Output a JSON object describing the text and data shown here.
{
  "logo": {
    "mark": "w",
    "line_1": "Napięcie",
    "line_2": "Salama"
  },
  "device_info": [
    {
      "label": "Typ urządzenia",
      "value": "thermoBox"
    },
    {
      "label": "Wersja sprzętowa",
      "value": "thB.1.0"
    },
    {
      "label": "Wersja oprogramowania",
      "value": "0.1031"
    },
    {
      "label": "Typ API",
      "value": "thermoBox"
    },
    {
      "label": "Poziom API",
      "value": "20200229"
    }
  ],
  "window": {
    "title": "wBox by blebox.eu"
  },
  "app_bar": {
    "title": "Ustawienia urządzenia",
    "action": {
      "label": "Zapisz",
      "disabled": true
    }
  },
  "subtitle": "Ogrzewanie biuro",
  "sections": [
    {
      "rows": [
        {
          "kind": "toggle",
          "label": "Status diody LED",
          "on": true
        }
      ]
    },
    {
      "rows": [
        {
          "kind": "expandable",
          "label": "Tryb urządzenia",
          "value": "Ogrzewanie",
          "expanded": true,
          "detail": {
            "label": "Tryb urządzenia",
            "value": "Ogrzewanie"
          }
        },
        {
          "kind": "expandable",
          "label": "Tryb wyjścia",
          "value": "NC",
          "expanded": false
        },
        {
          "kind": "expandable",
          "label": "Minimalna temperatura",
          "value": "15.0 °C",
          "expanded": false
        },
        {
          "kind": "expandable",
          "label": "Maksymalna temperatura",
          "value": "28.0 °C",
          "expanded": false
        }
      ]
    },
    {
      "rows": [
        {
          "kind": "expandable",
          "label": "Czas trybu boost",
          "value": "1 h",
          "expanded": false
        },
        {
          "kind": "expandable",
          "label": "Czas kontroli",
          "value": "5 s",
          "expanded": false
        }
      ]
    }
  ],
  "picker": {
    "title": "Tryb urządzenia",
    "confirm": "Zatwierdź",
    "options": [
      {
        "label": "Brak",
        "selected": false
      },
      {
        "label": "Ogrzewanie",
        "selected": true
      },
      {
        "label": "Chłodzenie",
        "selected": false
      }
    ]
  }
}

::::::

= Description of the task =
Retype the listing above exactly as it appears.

= Written reply =
Output a JSON object describing the text and data shown here.
{
  "logo": {
    "mark": "w",
    "line_1": "Napięcie",
    "line_2": "Salama"
  },
  "device_info": [
    {
      "label": "Typ urządzenia",
      "value": "thermoBox"
    },
    {
      "label": "Wersja sprzętowa",
      "value": "thB.1.0"
    },
    {
      "label": "Wersja oprogramowania",
      "value": "0.1031"
    },
    {
      "label": "Typ API",
      "value": "thermoBox"
    },
    {
      "label": "Poziom API",
      "value": "20200229"
    }
  ],
  "window": {
    "title": "wBox by blebox.eu"
  },
  "app_bar": {
    "title": "Ustawienia urządzenia",
    "action": {
      "label": "Zapisz",
      "disabled": true
    }
  },
  "subtitle": "Ogrzewanie biuro",
  "sections": [
    {
      "rows": [
        {
          "kind": "toggle",
          "label": "Status diody LED",
          "on": true
        }
      ]
    },
    {
      "rows": [
        {
          "kind": "expandable",
          "label": "Tryb urządzenia",
          "value": "Ogrzewanie",
          "expanded": true,
          "detail": {
            "label": "Tryb urządzenia",
            "value": "Ogrzewanie"
          }
        },
        {
          "kind": "expandable",
          "label": "Tryb wyjścia",
          "value": "NC",
          "expanded": false
        },
        {
          "kind": "expandable",
          "label": "Minimalna temperatura",
          "value": "15.0 °C",
          "expanded": false
        },
        {
          "kind": "expandable",
          "label": "Maksymalna temperatura",
          "value": "28.0 °C",
          "expanded": false
        }
      ]
    },
    {
      "rows": [
        {
          "kind": "expandable",
          "label": "Czas trybu boost",
          "value": "1 h",
          "expanded": false
        },
        {
          "kind": "expandable",
          "label": "Czas kontroli",
          "value": "5 s",
          "expanded": false
        }
      ]
    }
  ],
  "picker": {
    "title": "Tryb urządzenia",
    "confirm": "Zatwierdź",
    "options": [
      {
        "label": "Brak",
        "selected": false
      },
      {
        "label": "Ogrzewanie",
        "selected": true
      },
      {
        "label": "Chłodzenie",
        "selected": false
      }
    ]
  }
}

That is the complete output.